The Science and Sacredness of Smudging


When I was introduced to smudging a few years back I had no idea what I was doing and definitely didn’t fully grasp how powerful the ritual can be when done with pure and positive intention. At first, I would smell the burning sage during yoga or meditation class and think it smelled a little bit like... something funny. (Ok you got me; I thought it smelled like pot!) Over time, smudging has become part of my weekly if not daily practice to cleanse my mind, body, spirit, and physical space in my home and I can't imagine life without it. (That sounds a little drastic, but I really do love it!).

Smudging is known traditionally to be deeply rooted in ancient and Native American cultures and involves burning sacred herbs and/or resins to create a purifying smoke that cleanses the the surrounding air and space. It can be done very simply or as a more lengthy ritual depending on your intention and desire behind it; however, no matter how it’s done the results are similar. The smoke bath created by burning the sacred herbs is known to turn positive ions in the air into negative ions, leaving the smudged space feeling noticeably lighter; when used to cleanse the aura of a person, this change in ions has been attributed to creating a positive mood. Scientifically, smudging has also been proven to clear the air of airborne bacteria in a confined space (how cool is that?!).

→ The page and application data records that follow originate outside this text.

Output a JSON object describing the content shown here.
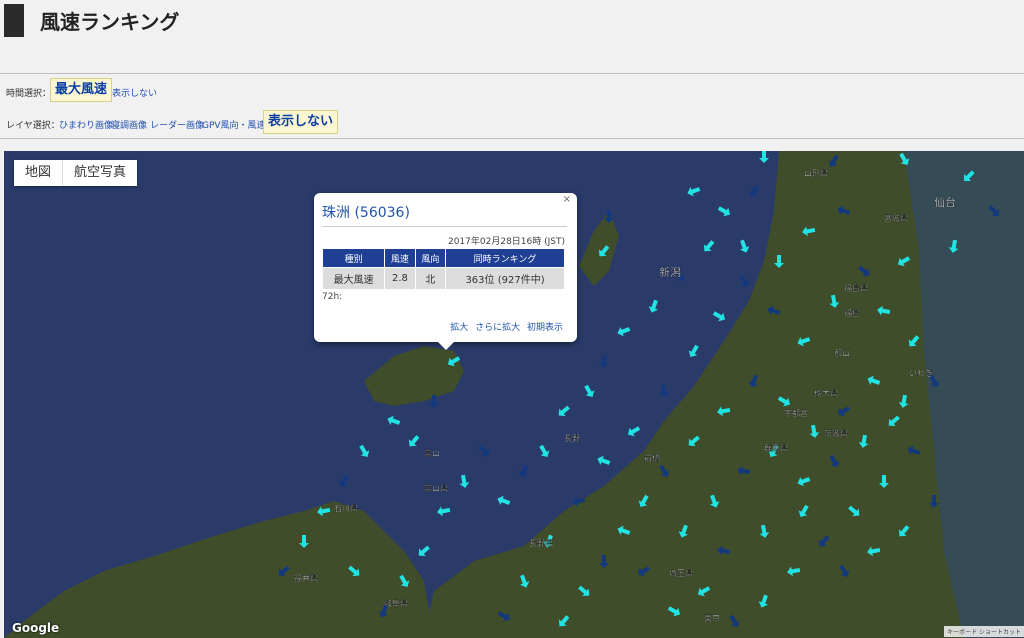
{
  "header": {
    "title": "風速ランキング"
  },
  "time_select": {
    "label": "時間選択：",
    "selected": "最大風速",
    "hide": "表示しない"
  },
  "layer_select": {
    "label": "レイヤ選択：",
    "options": [
      "ひまわり画像",
      "寝調画像",
      "レーダー画像",
      "GPV風向・風速"
    ],
    "selected": "表示しない"
  },
  "map": {
    "type_buttons": [
      "地図",
      "航空写真"
    ],
    "google_label": "Google",
    "shortcut_label": "キーボード ショートカット",
    "land_color": "#3f4d2a",
    "sea_color": "#2a3b6a",
    "arrow_cyan": "#22e3e3",
    "arrow_navy": "#14387e",
    "place_labels": [
      "新潟",
      "仙台",
      "福島県",
      "福島",
      "群馬県",
      "栃木県",
      "茨城県",
      "宇都宮",
      "前橋",
      "長野",
      "富山",
      "富山県",
      "石川県",
      "福井県",
      "岐阜県",
      "東京",
      "いわき",
      "山形県",
      "宮城県",
      "郡山",
      "埼玉県",
      "長野県"
    ]
  },
  "popup": {
    "title": "珠洲 (56036)",
    "close": "×",
    "datetime": "2017年02月28日16時 (JST)",
    "table": {
      "headers": [
        "種別",
        "風速",
        "風向",
        "同時ランキング"
      ],
      "row": [
        "最大風速",
        "2.8",
        "北",
        "363位 (927件中)"
      ]
    },
    "h72_label": "72h:",
    "links": [
      "拡大",
      "さらに拡大",
      "初期表示"
    ]
  }
}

Smudging is often completed with the use of white sage with the potential to include other healing herbs depending on your ritual and preference. Some of the more common additions include: lavender, which is said to have powers of protection and cleansing and promotes positive energy; cedar, which comes from a sacred tree and is believed to have healing properties; and sweet grass, often used for blessings post-smudging. Palo Santo, otherwise known as holy wood, is another option for smudging if you don’t particularly care for the scent of burning sage, or if you just want to mix it up.

Initially I was introduced to simply burning sage but have also grown to love the sweet scent of Palo Santo and often alternate depending on my mood and preference. I've also recently began burning combinations of herbs, like sage and lavender, to amplify the healing and cleansing properties of the ritual.

Sidenote: The purity and healing power that sage is known for is part of the inspiration for my business name!

You can perform a smudging ritual any time, however some events when it’s especially a good idea include:

  • Any time you are feeling bogged down in your home, car, office, etc. or feel like your energy is low;

  • Upon moving into a new space;

  • Before meditation or yoga;

  • Before and after a healing session such as reiki;

  • Before and after guests enter your home; and

  • After an illness or argument to clear the air (pun intended ;) ).

There are different variations and practices out there when it comes to smudging and I’ve outlined a very simple one below. This practice can be amplified when done in conjunction with meditation (setting the stage and intention prior to the ritual) and other tools such as stones and crystals may enhance the experience as well.

  1. Cleanse yourself. Light your smudging wand or loose herbs in a fireproof container. (Traditionally, abalone shells are a go-to but I personally use a small cauldron like this one. If you use loose herbs, they work best when burned in a pot with a charcoal burning disc.) Gently blow or fan out the herbs so that it’s left to smolder and smoke but there’s no active flame. (You may need to relight it several times throughout the ritual.) Use a feather or your hand to waft the smoke bath over yourself from your toes to your head and back down again. Feel free to close your eyes and take a moment to connect to the energy in and around you and if you choose to recite a smudging prayer you can begin that now. Be sure to say it with intention and conviction.

  2. Begin moving around the space with your smudging herbs, reciting a prayer if you choose to incorporate one and diffusing the smoke into every corner and crevice of each room. Visualize in your mind’s eye the space being cleared of any negative energy as the smoke dissipates.

  3. Once you’ve completed cleansing all areas you’d like to, you can either let the sacred herbs burn out on their own or gently press them out.

If you're new to smudging or are just looking for some additional tools for your sacred toolkit I’ve created a fantastic bundle that's available here. Not able to burn sacred herbs, or just don't like the smoke factor? I've got you covered! Check out my smokeless smudging spray to banish those bad vibes wherever and whenever you want to uplift yourself and the space around you.

If you have any questions or additional suggestions for cleansing rituals please comment below - I'd love to hear them!